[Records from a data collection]
------

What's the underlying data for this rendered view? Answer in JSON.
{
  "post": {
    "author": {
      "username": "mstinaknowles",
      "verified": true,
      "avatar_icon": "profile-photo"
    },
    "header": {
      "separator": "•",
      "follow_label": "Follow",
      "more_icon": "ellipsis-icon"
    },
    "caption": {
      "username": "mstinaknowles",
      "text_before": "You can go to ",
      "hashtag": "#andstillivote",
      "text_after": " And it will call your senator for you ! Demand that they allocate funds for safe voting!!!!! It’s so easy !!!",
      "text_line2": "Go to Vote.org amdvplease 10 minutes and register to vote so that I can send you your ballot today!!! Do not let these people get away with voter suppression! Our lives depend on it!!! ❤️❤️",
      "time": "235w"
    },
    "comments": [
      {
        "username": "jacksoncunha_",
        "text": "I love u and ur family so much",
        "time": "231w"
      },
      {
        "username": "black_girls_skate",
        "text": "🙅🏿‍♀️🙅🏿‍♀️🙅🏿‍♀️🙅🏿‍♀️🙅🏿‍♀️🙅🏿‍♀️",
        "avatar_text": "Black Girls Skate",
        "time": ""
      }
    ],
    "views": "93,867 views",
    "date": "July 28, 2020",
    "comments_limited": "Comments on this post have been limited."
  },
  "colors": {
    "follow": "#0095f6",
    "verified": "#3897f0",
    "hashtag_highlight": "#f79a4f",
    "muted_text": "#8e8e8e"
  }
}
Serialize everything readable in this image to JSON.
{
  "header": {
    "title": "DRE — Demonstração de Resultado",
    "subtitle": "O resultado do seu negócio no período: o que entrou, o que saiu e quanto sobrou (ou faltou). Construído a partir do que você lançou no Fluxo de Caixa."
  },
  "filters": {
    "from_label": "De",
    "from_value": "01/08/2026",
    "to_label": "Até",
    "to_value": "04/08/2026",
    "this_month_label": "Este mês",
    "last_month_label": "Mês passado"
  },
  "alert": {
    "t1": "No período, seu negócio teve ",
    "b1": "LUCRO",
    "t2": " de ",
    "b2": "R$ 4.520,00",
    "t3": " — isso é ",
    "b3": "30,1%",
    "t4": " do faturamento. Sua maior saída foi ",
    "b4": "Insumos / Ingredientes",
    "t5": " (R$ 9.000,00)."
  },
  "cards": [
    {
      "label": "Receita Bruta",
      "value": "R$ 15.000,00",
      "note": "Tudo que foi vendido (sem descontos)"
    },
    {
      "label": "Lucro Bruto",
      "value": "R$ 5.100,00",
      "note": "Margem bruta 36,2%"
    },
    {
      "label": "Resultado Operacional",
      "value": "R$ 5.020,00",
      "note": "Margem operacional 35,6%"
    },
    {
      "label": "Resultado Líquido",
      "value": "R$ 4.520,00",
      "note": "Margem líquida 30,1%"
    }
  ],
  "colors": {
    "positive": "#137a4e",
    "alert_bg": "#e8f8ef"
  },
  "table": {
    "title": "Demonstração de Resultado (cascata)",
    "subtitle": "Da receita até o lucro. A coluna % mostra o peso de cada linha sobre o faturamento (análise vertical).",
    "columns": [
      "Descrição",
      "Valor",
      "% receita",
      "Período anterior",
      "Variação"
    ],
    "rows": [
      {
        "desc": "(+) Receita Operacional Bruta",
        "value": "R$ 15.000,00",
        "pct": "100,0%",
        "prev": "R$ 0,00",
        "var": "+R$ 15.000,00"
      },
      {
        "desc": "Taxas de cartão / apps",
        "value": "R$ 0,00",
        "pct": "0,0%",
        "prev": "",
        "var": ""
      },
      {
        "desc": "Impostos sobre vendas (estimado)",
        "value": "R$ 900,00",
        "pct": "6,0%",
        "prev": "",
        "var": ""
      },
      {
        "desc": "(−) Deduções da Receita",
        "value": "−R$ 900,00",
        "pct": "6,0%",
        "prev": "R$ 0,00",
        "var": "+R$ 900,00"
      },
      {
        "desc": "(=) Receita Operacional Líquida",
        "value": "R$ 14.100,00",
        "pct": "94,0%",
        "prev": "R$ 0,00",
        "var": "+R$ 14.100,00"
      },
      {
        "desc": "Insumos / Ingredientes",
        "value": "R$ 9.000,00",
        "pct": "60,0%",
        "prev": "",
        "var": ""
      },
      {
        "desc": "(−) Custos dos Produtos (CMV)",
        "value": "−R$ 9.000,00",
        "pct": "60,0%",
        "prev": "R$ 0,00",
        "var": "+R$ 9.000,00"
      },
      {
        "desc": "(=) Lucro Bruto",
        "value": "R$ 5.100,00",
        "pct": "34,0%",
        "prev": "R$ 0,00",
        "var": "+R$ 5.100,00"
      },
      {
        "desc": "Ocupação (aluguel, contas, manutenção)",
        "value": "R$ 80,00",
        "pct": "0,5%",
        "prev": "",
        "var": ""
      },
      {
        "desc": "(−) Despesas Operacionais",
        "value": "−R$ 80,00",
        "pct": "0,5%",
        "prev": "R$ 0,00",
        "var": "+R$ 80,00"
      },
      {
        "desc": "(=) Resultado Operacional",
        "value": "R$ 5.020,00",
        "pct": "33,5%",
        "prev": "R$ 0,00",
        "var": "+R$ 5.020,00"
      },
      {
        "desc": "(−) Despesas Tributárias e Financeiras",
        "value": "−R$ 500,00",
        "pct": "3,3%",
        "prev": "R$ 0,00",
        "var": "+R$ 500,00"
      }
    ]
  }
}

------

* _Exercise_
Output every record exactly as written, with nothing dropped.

* _Solution_
What's the underlying data for this rendered view? Answer in JSON.
{
  "post": {
    "author": {
      "username": "mstinaknowles",
      "verified": true,
      "avatar_icon": "profile-photo"
    },
    "header": {
      "separator": "•",
      "follow_label": "Follow",
      "more_icon": "ellipsis-icon"
    },
    "caption": {
      "username": "mstinaknowles",
      "text_before": "You can go to ",
      "hashtag": "#andstillivote",
      "text_after": " And it will call your senator for you ! Demand that they allocate funds for safe voting!!!!! It’s so easy !!!",
      "text_line2": "Go to Vote.org amdvplease 10 minutes and register to vote so that I can send you your ballot today!!! Do not let these people get away with voter suppression! Our lives depend on it!!! ❤️❤️",
      "time": "235w"
    },
    "comments": [
      {
        "username": "jacksoncunha_",
        "text": "I love u and ur family so much",
        "time": "231w"
      },
      {
        "username": "black_girls_skate",
        "text": "🙅🏿‍♀️🙅🏿‍♀️🙅🏿‍♀️🙅🏿‍♀️🙅🏿‍♀️🙅🏿‍♀️",
        "avatar_text": "Black Girls Skate",
        "time": ""
      }
    ],
    "views": "93,867 views",
    "date": "July 28, 2020",
    "comments_limited": "Comments on this post have been limited."
  },
  "colors": {
    "follow": "#0095f6",
    "verified": "#3897f0",
    "hashtag_highlight": "#f79a4f",
    "muted_text": "#8e8e8e"
  }
}
Serialize everything readable in this image to JSON.
{
  "header": {
    "title": "DRE — Demonstração de Resultado",
    "subtitle": "O resultado do seu negócio no período: o que entrou, o que saiu e quanto sobrou (ou faltou). Construído a partir do que você lançou no Fluxo de Caixa."
  },
  "filters": {
    "from_label": "De",
    "from_value": "01/08/2026",
    "to_label": "Até",
    "to_value": "04/08/2026",
    "this_month_label": "Este mês",
    "last_month_label": "Mês passado"
  },
  "alert": {
    "t1": "No período, seu negócio teve ",
    "b1": "LUCRO",
    "t2": " de ",
    "b2": "R$ 4.520,00",
    "t3": " — isso é ",
    "b3": "30,1%",
    "t4": " do faturamento. Sua maior saída foi ",
    "b4": "Insumos / Ingredientes",
    "t5": " (R$ 9.000,00)."
  },
  "cards": [
    {
      "label": "Receita Bruta",
      "value": "R$ 15.000,00",
      "note": "Tudo que foi vendido (sem descontos)"
    },
    {
      "label": "Lucro Bruto",
      "value": "R$ 5.100,00",
      "note": "Margem bruta 36,2%"
    },
    {
      "label": "Resultado Operacional",
      "value": "R$ 5.020,00",
      "note": "Margem operacional 35,6%"
    },
    {
      "label": "Resultado Líquido",
      "value": "R$ 4.520,00",
      "note": "Margem líquida 30,1%"
    }
  ],
  "colors": {
    "positive": "#137a4e",
    "alert_bg": "#e8f8ef"
  },
  "table": {
    "title": "Demonstração de Resultado (cascata)",
    "subtitle": "Da receita até o lucro. A coluna % mostra o peso de cada linha sobre o faturamento (análise vertical).",
    "columns": [
      "Descrição",
      "Valor",
      "% receita",
      "Período anterior",
      "Variação"
    ],
    "rows": [
      {
        "desc": "(+) Receita Operacional Bruta",
        "value": "R$ 15.000,00",
        "pct": "100,0%",
        "prev": "R$ 0,00",
        "var": "+R$ 15.000,00"
      },
      {
        "desc": "Taxas de cartão / apps",
        "value": "R$ 0,00",
        "pct": "0,0%",
        "prev": "",
        "var": ""
      },
      {
        "desc": "Impostos sobre vendas (estimado)",
        "value": "R$ 900,00",
        "pct": "6,0%",
        "prev": "",
        "var": ""
      },
      {
        "desc": "(−) Deduções da Receita",
        "value": "−R$ 900,00",
        "pct": "6,0%",
        "prev": "R$ 0,00",
        "var": "+R$ 900,00"
      },
      {
        "desc": "(=) Receita Operacional Líquida",
        "value": "R$ 14.100,00",
        "pct": "94,0%",
        "prev": "R$ 0,00",
        "var": "+R$ 14.100,00"
      },
      {
        "desc": "Insumos / Ingredientes",
        "value": "R$ 9.000,00",
        "pct": "60,0%",
        "prev": "",
        "var": ""
      },
      {
        "desc": "(−) Custos dos Produtos (CMV)",
        "value": "−R$ 9.000,00",
        "pct": "60,0%",
        "prev": "R$ 0,00",
        "var": "+R$ 9.000,00"
      },
      {
        "desc": "(=) Lucro Bruto",
        "value": "R$ 5.100,00",
        "pct": "34,0%",
        "prev": "R$ 0,00",
        "var": "+R$ 5.100,00"
      },
      {
        "desc": "Ocupação (aluguel, contas, manutenção)",
        "value": "R$ 80,00",
        "pct": "0,5%",
        "prev": "",
        "var": ""
      },
      {
        "desc": "(−) Despesas Operacionais",
        "value": "−R$ 80,00",
        "pct": "0,5%",
        "prev": "R$ 0,00",
        "var": "+R$ 80,00"
      },
      {
        "desc": "(=) Resultado Operacional",
        "value": "R$ 5.020,00",
        "pct": "33,5%",
        "prev": "R$ 0,00",
        "var": "+R$ 5.020,00"
      },
      {
        "desc": "(−) Despesas Tributárias e Financeiras",
        "value": "−R$ 500,00",
        "pct": "3,3%",
        "prev": "R$ 0,00",
        "var": "+R$ 500,00"
      }
    ]
  }
}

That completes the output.